I did mention it during the clip and discussed it further with the LucidLink team after the session ended, especially the trickle upload mechanism. I wish we had more time to discuss but we had another session shortly after.
This capability is currently not available with LucidLink but the team is definitely interested and I look forward to its release as companies will see enormous cost-saving using this feature.
The feature is not available today but I would love @Lucid_Link to enable trickle cold data migration into the cloud, while making more space available on the local device.
— Ather Beg (@AtherBeg) September 26, 2019
The Technical Side
The techies amongst us would appreciate a little more technical detail so here’s the presentation by George Dochev (CTO and Co-Founder of LucidLink), where he explains how it all works:
An important step in achieving this magic is breaking the data down into its metadata and the data itself. As you can imagine, doing so allows the client to emulate a whole copy of the data, while clever wizardry is done to fetch the relevant bits on on-demand. While it’s true that you are indeed relying on the link, its speed and application type for it all to be possible, most applications don’t have strict performance requirements. Given connectivity speeds these days, prefetch algorithms and delays introduced due to other factors, most applications are able to operate in such an environment.
LucidLink offers both eventually and strongly-consistent models (at LucidLink level i.e. not to be confused with object storage level) but as you would expect, the latter is at some cost to performance.

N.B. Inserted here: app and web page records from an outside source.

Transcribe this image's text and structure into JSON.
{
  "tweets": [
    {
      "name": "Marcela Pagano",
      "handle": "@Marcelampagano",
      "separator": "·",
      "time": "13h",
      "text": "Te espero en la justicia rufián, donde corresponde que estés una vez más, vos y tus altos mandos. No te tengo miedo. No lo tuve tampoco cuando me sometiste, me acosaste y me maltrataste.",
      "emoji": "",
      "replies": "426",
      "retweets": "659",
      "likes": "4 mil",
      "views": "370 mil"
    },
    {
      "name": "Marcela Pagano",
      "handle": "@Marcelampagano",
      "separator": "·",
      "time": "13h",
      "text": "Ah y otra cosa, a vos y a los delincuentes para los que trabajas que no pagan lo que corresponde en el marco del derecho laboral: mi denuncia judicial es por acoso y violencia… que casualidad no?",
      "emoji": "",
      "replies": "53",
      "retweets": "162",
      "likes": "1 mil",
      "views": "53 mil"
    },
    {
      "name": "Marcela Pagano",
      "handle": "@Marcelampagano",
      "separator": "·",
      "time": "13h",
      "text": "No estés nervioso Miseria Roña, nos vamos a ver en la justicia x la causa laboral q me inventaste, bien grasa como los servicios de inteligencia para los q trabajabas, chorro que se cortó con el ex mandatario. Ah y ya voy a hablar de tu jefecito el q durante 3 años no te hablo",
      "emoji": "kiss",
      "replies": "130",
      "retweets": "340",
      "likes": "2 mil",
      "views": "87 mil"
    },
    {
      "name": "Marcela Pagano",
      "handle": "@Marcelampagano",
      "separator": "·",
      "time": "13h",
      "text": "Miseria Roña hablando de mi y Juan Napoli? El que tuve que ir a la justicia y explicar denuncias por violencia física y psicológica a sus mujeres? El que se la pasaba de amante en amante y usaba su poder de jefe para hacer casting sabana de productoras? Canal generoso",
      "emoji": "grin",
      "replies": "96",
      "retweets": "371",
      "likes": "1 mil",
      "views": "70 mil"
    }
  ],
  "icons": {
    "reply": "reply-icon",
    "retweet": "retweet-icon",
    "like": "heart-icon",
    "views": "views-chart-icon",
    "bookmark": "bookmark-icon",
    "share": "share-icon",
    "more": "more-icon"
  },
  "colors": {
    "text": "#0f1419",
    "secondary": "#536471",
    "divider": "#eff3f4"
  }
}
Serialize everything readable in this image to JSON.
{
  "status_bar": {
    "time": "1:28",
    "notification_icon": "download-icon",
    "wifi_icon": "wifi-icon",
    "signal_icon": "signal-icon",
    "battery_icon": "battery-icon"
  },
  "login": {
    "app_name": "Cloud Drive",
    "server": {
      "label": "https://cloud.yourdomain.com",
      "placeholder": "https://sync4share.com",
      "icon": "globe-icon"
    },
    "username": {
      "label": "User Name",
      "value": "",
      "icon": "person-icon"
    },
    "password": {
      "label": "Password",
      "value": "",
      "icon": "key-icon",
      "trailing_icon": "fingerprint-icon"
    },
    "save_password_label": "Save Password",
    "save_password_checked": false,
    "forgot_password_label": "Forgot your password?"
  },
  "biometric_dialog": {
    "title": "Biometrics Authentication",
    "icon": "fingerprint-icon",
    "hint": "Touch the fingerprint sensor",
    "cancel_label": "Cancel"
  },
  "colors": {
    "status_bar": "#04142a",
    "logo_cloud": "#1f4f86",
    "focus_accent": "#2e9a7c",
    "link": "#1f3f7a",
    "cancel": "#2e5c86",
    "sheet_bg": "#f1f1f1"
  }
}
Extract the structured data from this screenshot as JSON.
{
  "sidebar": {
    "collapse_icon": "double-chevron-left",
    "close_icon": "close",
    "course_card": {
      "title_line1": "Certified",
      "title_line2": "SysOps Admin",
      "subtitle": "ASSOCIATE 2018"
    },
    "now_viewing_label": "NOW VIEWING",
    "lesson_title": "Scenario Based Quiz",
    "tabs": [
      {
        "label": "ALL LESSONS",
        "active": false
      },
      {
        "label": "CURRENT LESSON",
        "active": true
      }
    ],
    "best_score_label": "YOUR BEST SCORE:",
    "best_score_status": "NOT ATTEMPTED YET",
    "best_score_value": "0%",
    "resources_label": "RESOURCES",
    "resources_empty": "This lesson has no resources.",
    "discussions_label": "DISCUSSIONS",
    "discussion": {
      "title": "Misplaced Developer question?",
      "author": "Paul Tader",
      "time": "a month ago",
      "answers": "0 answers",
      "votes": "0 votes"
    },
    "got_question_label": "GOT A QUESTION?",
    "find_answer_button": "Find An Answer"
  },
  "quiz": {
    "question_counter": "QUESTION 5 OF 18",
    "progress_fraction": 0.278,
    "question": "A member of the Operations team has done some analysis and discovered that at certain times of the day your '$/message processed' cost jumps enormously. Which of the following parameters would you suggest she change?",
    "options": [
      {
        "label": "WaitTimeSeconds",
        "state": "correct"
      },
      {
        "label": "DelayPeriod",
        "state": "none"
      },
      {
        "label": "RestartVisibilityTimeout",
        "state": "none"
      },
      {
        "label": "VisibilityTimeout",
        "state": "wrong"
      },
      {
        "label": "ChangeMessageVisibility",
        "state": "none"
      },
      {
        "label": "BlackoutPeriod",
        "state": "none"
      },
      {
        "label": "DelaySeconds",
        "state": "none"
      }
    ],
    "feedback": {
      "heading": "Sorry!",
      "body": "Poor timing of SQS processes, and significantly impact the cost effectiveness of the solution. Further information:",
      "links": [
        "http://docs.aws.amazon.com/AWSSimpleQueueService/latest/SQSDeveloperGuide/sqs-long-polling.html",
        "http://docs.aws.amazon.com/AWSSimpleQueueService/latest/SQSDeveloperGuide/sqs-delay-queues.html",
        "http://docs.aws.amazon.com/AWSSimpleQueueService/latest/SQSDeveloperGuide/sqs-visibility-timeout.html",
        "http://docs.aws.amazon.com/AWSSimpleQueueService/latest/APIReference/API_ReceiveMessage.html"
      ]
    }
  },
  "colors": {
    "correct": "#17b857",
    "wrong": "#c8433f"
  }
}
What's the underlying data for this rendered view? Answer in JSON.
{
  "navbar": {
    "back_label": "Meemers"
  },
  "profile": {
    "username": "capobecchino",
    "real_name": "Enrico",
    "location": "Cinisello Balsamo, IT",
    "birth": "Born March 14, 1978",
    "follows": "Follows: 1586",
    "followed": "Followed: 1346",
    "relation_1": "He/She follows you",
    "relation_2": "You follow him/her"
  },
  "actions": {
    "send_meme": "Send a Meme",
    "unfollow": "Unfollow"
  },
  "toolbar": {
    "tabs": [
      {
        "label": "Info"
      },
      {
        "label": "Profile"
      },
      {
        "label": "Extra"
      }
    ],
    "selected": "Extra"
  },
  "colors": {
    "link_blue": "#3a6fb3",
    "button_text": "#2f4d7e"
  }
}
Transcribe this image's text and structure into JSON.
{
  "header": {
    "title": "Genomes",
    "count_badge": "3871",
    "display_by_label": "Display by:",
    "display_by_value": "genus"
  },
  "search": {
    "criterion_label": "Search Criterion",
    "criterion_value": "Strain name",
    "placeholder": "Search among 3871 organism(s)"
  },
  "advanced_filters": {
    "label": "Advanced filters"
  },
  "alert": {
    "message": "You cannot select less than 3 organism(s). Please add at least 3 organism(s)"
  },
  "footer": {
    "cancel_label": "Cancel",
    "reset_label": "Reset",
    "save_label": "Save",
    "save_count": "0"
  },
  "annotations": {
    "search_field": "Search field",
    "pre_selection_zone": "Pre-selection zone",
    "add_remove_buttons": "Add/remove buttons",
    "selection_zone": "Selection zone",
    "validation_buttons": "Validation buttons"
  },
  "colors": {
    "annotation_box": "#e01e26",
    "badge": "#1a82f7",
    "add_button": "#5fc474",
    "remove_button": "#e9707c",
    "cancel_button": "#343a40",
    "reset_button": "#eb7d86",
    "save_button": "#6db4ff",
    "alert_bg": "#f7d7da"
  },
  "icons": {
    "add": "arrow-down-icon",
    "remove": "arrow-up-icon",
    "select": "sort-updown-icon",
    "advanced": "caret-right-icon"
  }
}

I wanted to delve deeper into the data consistency side of things as most object storage platforms still operate in an “eventually-consistent” model, which would require a strong consistency model built into LucidLink for conflict resolution, which is critical for it to be used reliably for certain use cases. I wanted to know exactly how it works but time constraints didn’t allow for it so maybe some other time.
George also talked about using parallel TCP streams with flow-control to optimise the communication which also means the more bandwidth one has to the Internet, the more responsive the storage experience is. Other technical details were also discussed so I’d recommend watching the video to learn more.
It’s not unusual to see the progression in one area of technology, enabling progress in another area. This is no different. File system protocols of early days, don’t translate well to the cloud and the reverse has been true for object-based storage too. However, separation of metadata from the data itself and the availability of reliable high-speed connectivity has enabled LucidLink to bridge this gap and create this solution that provides global file systems access with the durability and cost-effectiveness of object storage.
Being a completely software-based also helps the cause greatly as it makes deployment, configuration and integration quick and easy. However, I am unsure as to how many customers will actually take advantage of the global namespace feature as it is likely to cause them reconfiguration/modification of their applications in order to take full advantage of the global namespace.
The solution also needs some maturing and roadmap items do show that LucidLink is working towards it e.g. enterprise authentication mechanisms, deeper protocol level controls, better scaling (when going beyond millions of files) etc.
All that said, LucidLink Filespaces is indeed a clever piece of software that does tick a lot of boxes. Every application might not agree with it but it does look like the right answer for many others.
Disclaimer: As is customary for Tech Field Day delegates (and just in case), I would like to say that while Gestalt IT paid for my travel, accommodation etc. to attend Cloud Field Day 6, I am not being paid or asked to write anything either good or bad about any of the companies that presented at the event.